Problem requirements:
Search the material for the string "values", then show every line where it turns up.

Dataset records:
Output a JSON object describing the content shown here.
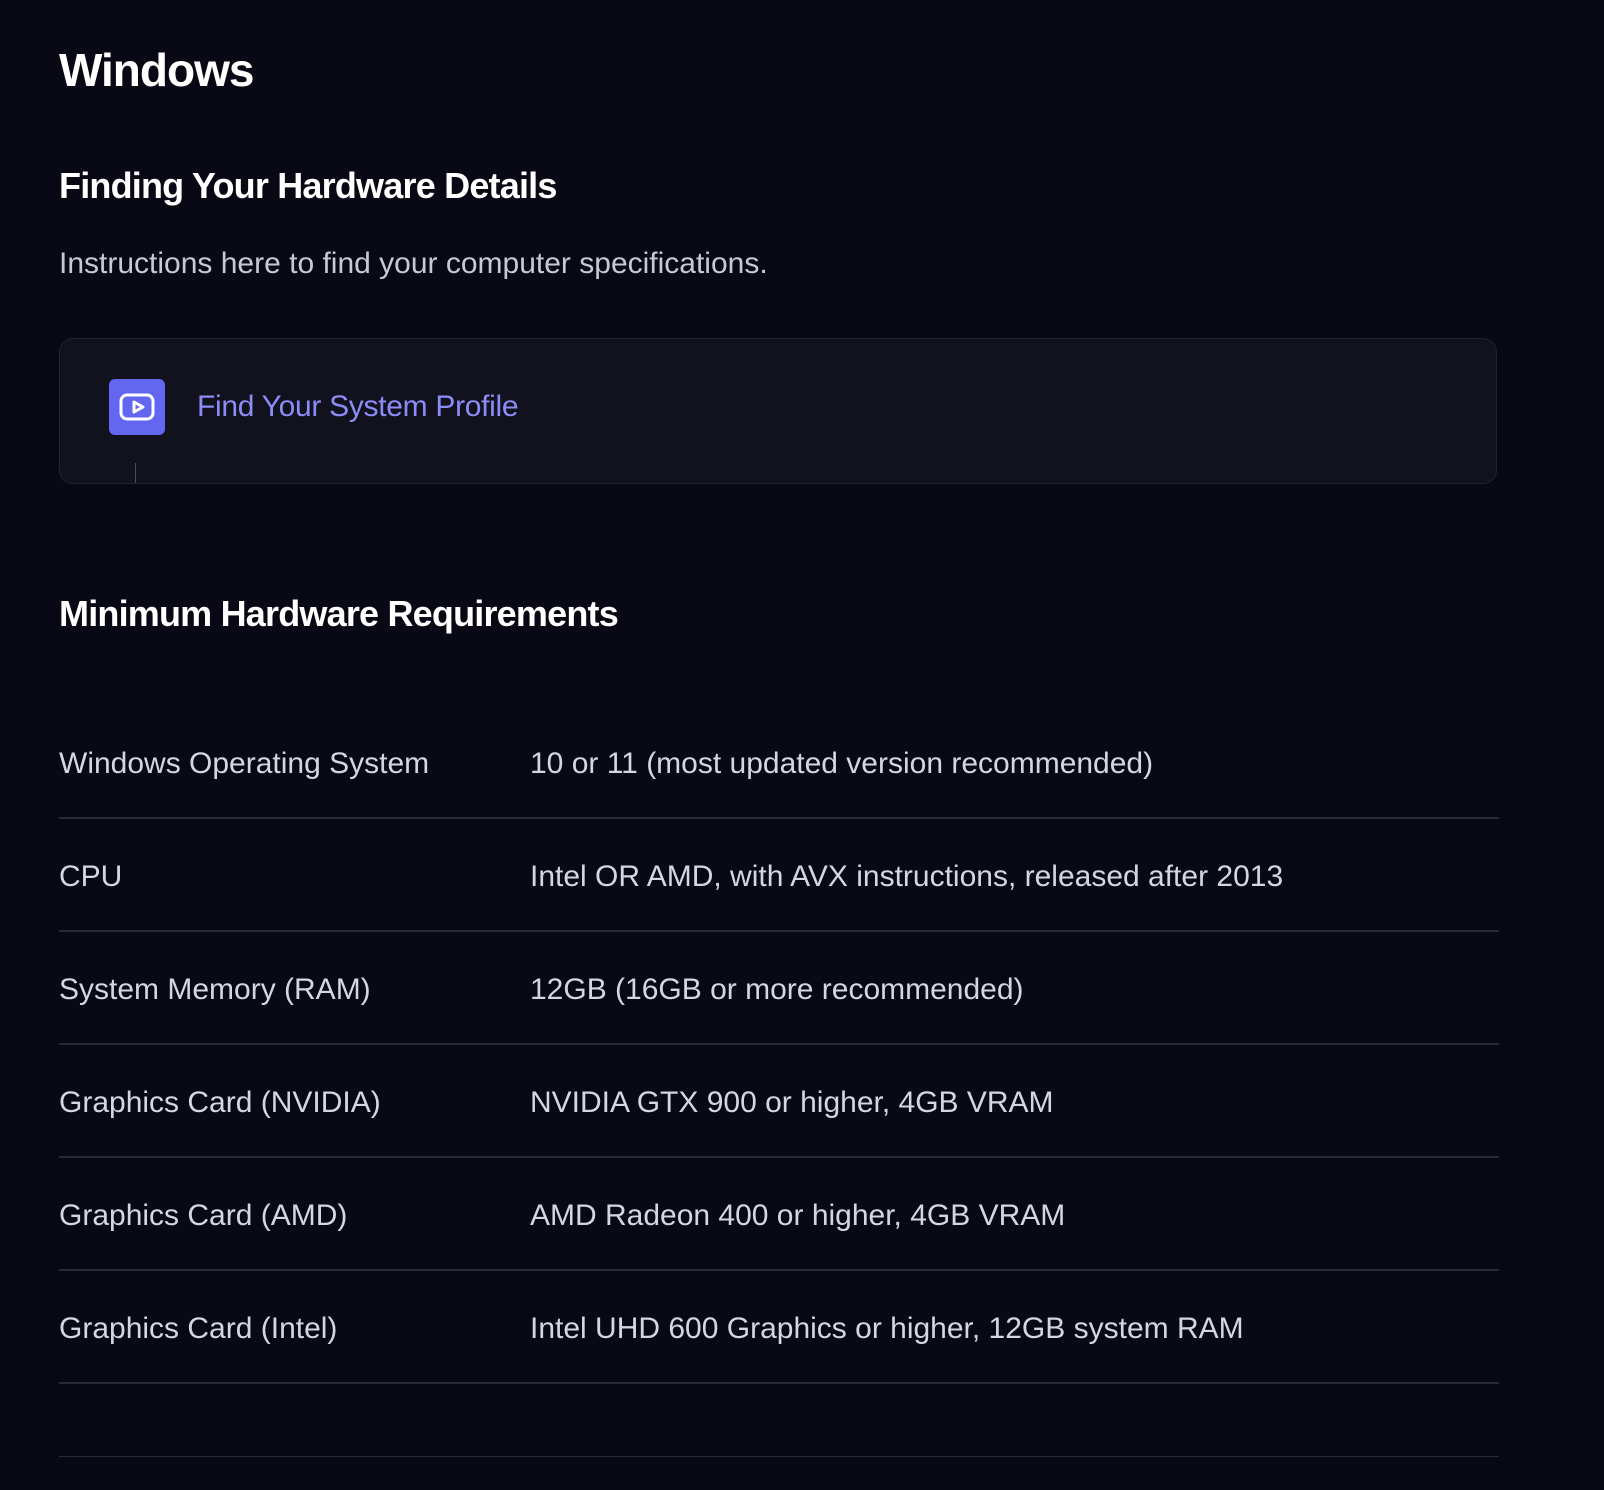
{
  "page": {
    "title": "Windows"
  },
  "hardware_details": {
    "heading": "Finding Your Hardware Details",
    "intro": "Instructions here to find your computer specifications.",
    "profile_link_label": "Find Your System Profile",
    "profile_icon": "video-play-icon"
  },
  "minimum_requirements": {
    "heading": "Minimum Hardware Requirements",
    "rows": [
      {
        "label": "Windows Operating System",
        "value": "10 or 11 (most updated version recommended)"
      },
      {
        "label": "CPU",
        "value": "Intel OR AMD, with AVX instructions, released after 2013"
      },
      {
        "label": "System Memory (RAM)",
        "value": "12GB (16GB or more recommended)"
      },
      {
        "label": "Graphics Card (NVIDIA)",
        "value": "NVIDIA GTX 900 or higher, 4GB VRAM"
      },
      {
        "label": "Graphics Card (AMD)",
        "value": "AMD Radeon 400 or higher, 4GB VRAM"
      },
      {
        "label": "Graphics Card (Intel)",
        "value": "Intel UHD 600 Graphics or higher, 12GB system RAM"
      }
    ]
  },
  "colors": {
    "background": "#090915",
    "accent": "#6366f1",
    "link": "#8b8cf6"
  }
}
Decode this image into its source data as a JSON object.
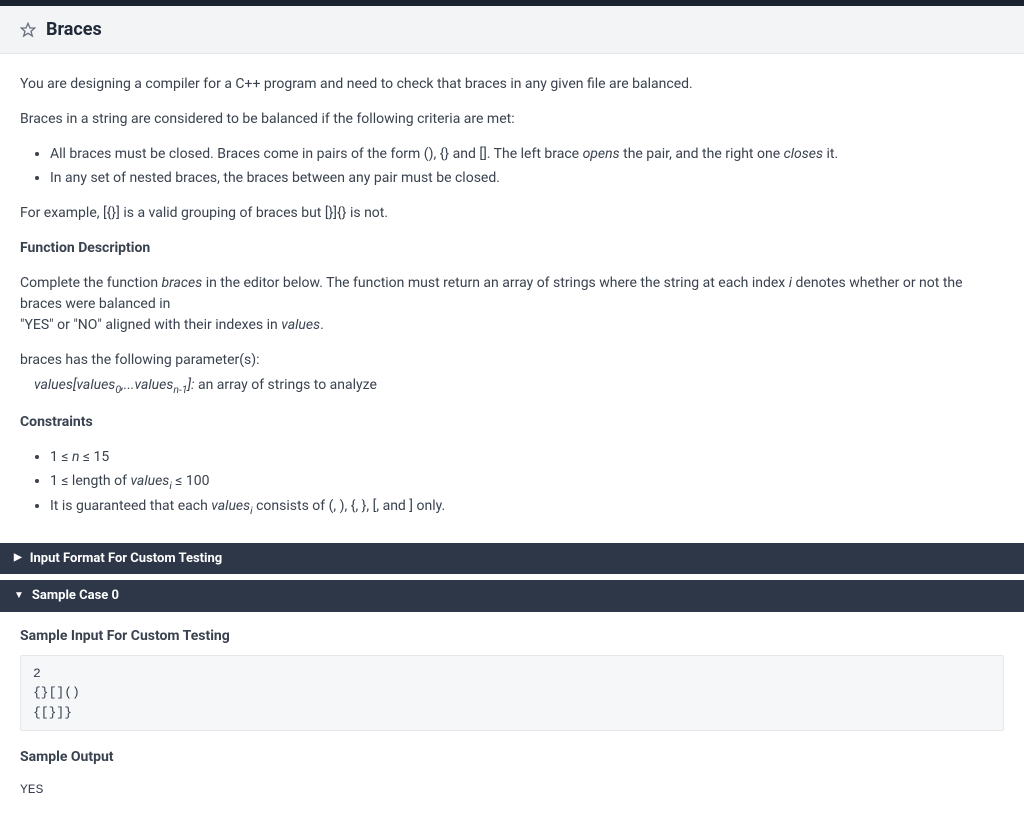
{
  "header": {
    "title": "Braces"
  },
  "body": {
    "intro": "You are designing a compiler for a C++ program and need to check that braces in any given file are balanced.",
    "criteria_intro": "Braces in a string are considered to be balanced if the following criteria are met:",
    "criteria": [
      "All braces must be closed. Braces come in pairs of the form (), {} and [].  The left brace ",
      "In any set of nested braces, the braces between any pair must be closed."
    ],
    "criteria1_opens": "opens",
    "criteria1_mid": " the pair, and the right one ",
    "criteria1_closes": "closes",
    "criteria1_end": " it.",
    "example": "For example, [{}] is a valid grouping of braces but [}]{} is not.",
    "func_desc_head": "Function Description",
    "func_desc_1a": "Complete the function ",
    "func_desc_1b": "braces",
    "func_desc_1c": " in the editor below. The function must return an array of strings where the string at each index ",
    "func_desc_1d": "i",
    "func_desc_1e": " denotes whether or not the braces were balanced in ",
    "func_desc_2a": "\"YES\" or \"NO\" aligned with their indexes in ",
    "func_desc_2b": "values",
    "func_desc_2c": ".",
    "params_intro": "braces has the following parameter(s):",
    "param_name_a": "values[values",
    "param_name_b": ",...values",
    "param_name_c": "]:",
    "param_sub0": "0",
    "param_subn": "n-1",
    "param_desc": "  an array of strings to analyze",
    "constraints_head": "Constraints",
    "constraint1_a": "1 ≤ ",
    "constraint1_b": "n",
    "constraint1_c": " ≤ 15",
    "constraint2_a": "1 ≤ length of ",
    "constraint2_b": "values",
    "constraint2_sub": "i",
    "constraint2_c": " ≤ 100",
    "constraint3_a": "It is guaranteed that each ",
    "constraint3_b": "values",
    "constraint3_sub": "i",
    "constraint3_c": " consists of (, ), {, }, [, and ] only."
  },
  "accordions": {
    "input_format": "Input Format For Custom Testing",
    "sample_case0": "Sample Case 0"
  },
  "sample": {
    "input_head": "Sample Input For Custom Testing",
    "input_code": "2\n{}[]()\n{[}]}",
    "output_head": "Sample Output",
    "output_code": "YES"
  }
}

Reply:
    "func_desc_2b": "values",
    "param_name_a": "values[values",
    "param_name_b": ",...values",
    "constraint2_b": "values",
    "constraint3_b": "values",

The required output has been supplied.